Prompt: Every entry must come back exactly as it was given.
### Exercise material
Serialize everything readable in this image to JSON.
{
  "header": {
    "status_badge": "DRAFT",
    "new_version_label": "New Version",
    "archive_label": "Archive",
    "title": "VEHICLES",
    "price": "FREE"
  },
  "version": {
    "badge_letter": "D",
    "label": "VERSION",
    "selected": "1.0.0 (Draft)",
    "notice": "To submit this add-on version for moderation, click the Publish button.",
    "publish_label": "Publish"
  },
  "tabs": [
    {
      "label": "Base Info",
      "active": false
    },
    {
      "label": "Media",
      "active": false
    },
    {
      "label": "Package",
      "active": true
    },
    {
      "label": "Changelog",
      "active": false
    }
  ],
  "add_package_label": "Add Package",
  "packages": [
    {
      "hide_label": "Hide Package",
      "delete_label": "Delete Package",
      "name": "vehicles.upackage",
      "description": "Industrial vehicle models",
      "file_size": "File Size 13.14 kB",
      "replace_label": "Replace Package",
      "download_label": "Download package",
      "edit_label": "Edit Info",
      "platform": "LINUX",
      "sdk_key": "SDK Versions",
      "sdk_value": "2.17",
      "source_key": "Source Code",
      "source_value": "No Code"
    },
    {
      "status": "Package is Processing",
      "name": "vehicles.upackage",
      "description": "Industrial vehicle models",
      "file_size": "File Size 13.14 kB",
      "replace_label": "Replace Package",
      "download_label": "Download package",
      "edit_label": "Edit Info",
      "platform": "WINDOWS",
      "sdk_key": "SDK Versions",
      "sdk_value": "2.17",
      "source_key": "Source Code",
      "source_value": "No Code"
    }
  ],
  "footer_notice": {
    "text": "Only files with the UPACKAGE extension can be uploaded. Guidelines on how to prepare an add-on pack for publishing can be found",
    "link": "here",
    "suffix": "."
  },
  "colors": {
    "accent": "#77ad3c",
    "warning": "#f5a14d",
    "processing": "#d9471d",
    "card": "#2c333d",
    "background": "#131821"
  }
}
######
Result:
Serialize everything readable in this image to JSON.
{
  "header": {
    "status_badge": "DRAFT",
    "new_version_label": "New Version",
    "archive_label": "Archive",
    "title": "VEHICLES",
    "price": "FREE"
  },
  "version": {
    "badge_letter": "D",
    "label": "VERSION",
    "selected": "1.0.0 (Draft)",
    "notice": "To submit this add-on version for moderation, click the Publish button.",
    "publish_label": "Publish"
  },
  "tabs": [
    {
      "label": "Base Info",
      "active": false
    },
    {
      "label": "Media",
      "active": false
    },
    {
      "label": "Package",
      "active": true
    },
    {
      "label": "Changelog",
      "active": false
    }
  ],
  "add_package_label": "Add Package",
  "packages": [
    {
      "hide_label": "Hide Package",
      "delete_label": "Delete Package",
      "name": "vehicles.upackage",
      "description": "Industrial vehicle models",
      "file_size": "File Size 13.14 kB",
      "replace_label": "Replace Package",
      "download_label": "Download package",
      "edit_label": "Edit Info",
      "platform": "LINUX",
      "sdk_key": "SDK Versions",
      "sdk_value": "2.17",
      "source_key": "Source Code",
      "source_value": "No Code"
    },
    {
      "status": "Package is Processing",
      "name": "vehicles.upackage",
      "description": "Industrial vehicle models",
      "file_size": "File Size 13.14 kB",
      "replace_label": "Replace Package",
      "download_label": "Download package",
      "edit_label": "Edit Info",
      "platform": "WINDOWS",
      "sdk_key": "SDK Versions",
      "sdk_value": "2.17",
      "source_key": "Source Code",
      "source_value": "No Code"
    }
  ],
  "footer_notice": {
    "text": "Only files with the UPACKAGE extension can be uploaded. Guidelines on how to prepare an add-on pack for publishing can be found",
    "link": "here",
    "suffix": "."
  },
  "colors": {
    "accent": "#77ad3c",
    "warning": "#f5a14d",
    "processing": "#d9471d",
    "card": "#2c333d",
    "background": "#131821"
  }
}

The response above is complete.